Records for the exercise below:

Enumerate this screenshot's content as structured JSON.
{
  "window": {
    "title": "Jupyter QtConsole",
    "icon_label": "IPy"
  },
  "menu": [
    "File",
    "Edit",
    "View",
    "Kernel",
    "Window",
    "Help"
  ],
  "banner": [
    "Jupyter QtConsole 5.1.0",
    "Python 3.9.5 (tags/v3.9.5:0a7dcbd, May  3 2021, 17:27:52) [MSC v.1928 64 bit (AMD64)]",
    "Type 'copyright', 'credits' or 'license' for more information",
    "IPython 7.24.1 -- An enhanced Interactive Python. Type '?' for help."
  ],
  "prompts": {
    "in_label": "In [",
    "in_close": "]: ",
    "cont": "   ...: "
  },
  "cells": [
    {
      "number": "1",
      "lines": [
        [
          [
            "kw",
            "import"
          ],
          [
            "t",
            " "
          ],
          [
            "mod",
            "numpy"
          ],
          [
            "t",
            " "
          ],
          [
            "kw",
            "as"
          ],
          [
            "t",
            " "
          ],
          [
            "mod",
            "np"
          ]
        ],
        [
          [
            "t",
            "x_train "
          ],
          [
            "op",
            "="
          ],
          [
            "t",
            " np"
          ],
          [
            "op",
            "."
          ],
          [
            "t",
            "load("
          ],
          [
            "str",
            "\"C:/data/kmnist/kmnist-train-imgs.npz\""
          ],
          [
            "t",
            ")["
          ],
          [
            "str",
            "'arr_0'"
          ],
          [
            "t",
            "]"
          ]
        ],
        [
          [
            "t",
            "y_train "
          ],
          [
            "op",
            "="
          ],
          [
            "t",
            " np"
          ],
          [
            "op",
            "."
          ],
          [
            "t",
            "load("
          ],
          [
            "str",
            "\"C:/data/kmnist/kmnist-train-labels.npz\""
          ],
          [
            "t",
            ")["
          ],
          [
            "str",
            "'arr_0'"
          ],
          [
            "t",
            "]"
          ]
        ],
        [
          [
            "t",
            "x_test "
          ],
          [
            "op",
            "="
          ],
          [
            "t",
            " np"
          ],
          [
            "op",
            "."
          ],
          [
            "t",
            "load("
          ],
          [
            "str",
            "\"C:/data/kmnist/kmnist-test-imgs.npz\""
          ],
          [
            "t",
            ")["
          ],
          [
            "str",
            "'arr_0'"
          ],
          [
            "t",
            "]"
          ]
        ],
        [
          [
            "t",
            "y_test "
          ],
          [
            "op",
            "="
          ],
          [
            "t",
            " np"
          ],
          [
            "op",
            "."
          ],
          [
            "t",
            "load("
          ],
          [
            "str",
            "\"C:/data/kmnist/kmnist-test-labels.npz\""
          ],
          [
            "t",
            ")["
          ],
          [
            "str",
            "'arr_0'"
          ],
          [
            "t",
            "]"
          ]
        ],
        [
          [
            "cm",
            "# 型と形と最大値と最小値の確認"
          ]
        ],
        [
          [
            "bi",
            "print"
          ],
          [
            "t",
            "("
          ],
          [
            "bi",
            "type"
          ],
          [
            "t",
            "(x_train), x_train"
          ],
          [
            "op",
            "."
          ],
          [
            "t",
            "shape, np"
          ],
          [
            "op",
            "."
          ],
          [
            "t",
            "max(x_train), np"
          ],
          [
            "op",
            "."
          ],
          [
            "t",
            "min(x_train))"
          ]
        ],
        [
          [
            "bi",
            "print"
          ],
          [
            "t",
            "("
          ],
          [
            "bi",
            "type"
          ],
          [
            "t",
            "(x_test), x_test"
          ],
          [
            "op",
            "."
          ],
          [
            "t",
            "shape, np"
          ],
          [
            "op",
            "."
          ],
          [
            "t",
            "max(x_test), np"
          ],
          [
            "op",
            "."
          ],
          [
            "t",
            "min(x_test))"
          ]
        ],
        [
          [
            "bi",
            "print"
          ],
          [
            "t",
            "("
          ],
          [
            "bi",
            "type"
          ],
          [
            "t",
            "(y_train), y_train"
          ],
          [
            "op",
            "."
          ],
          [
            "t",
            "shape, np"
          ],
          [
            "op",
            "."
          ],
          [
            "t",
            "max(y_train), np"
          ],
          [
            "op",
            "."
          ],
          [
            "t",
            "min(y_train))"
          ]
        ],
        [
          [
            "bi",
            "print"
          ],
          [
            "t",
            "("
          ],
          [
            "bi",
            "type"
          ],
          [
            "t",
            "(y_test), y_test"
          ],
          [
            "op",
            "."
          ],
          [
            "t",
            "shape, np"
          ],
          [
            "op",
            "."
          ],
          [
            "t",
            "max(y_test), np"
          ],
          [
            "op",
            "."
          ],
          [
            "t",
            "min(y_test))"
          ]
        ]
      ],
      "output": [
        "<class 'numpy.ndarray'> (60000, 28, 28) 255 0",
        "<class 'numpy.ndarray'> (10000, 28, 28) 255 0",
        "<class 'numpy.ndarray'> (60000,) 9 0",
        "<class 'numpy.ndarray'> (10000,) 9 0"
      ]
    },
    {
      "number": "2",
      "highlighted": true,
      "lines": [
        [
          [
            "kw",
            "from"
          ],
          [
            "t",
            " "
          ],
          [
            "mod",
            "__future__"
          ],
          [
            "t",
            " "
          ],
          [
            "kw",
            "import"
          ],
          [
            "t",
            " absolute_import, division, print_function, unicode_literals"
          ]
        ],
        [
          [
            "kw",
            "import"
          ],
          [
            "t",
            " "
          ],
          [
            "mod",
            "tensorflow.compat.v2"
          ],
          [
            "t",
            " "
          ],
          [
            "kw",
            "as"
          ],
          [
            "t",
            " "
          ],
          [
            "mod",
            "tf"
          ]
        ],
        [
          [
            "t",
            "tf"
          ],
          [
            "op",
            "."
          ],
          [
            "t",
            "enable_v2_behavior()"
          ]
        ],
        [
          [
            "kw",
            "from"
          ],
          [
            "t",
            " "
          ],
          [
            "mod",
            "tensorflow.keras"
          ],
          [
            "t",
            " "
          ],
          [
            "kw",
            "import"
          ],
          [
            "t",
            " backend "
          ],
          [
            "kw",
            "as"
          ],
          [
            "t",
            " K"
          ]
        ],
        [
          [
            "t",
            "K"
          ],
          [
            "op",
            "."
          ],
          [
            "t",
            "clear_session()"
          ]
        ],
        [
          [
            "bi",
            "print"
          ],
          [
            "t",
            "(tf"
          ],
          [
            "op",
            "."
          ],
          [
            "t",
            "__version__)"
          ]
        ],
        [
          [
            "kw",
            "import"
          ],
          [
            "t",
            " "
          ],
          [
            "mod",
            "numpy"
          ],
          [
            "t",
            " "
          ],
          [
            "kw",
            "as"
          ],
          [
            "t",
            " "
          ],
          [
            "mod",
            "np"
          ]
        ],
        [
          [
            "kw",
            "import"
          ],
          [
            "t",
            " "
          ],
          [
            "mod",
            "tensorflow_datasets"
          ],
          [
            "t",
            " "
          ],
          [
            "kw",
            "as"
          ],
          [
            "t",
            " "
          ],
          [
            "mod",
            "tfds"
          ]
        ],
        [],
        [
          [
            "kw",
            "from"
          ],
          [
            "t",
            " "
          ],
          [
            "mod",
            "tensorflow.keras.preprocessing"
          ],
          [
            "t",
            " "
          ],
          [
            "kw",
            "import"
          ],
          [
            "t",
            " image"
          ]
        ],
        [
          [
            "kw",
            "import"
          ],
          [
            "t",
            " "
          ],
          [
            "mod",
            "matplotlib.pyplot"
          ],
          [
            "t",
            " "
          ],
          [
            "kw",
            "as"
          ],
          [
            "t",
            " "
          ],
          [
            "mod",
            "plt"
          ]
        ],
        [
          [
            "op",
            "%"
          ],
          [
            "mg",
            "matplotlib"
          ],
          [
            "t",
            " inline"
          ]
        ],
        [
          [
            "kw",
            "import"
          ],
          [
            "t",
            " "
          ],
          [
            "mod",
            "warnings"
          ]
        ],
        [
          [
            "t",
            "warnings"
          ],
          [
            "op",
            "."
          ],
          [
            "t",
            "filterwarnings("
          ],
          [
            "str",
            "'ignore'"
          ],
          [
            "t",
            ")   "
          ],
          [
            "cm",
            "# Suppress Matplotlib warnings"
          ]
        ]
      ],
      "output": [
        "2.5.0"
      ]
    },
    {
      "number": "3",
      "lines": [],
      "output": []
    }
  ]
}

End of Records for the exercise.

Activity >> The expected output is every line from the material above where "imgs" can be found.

Solution >>
            "\"C:/data/kmnist/kmnist-train-imgs.npz\""
            "\"C:/data/kmnist/kmnist-test-imgs.npz\""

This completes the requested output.